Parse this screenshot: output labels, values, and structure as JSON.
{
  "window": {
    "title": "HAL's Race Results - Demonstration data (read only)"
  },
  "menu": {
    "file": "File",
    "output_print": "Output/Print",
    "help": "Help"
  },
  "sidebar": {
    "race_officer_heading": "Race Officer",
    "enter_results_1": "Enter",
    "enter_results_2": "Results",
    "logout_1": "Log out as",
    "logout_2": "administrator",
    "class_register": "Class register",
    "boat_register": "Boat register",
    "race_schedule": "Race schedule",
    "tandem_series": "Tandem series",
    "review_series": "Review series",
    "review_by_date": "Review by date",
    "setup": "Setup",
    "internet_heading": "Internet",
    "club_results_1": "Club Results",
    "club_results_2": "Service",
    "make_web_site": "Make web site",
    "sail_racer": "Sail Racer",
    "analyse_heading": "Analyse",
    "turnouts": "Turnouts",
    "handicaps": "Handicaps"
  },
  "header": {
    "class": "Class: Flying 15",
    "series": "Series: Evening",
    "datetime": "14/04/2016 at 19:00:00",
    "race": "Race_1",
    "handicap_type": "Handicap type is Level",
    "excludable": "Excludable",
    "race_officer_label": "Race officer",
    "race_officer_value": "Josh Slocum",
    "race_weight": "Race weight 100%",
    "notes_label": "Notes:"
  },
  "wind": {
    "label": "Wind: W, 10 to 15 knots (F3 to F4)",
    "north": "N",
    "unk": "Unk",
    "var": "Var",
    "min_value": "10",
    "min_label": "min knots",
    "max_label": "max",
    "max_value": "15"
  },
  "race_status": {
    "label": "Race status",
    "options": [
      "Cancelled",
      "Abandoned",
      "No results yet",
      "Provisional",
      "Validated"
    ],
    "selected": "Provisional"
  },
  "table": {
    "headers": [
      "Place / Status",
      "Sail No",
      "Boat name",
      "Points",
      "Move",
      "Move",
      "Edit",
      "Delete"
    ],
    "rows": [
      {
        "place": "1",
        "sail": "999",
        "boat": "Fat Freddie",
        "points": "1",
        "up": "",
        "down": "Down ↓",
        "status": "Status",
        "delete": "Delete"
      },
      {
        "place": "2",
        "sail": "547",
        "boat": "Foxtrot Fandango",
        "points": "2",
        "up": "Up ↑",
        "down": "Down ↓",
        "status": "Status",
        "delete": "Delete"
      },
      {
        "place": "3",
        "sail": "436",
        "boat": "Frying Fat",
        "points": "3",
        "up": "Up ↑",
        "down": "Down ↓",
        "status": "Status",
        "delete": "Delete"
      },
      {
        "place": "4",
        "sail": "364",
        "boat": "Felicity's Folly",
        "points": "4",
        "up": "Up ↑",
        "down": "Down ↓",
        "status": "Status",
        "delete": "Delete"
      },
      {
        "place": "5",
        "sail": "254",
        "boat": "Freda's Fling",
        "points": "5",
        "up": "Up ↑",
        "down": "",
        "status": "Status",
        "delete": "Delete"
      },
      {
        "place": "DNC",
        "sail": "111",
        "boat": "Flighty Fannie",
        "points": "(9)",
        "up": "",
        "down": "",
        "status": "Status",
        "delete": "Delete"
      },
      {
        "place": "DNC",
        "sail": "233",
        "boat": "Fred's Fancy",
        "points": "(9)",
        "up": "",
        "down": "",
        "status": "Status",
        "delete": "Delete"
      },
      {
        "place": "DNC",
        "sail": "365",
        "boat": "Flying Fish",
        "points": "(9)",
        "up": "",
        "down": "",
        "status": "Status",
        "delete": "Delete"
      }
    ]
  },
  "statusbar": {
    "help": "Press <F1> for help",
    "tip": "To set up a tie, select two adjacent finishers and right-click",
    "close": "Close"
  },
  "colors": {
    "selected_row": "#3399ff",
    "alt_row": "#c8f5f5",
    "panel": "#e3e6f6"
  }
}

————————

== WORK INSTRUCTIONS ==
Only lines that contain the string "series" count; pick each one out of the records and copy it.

== TASK RESPONSE ==
    "tandem_series": "Tandem series",
    "review_series": "Review series",
    "series": "Series: Evening",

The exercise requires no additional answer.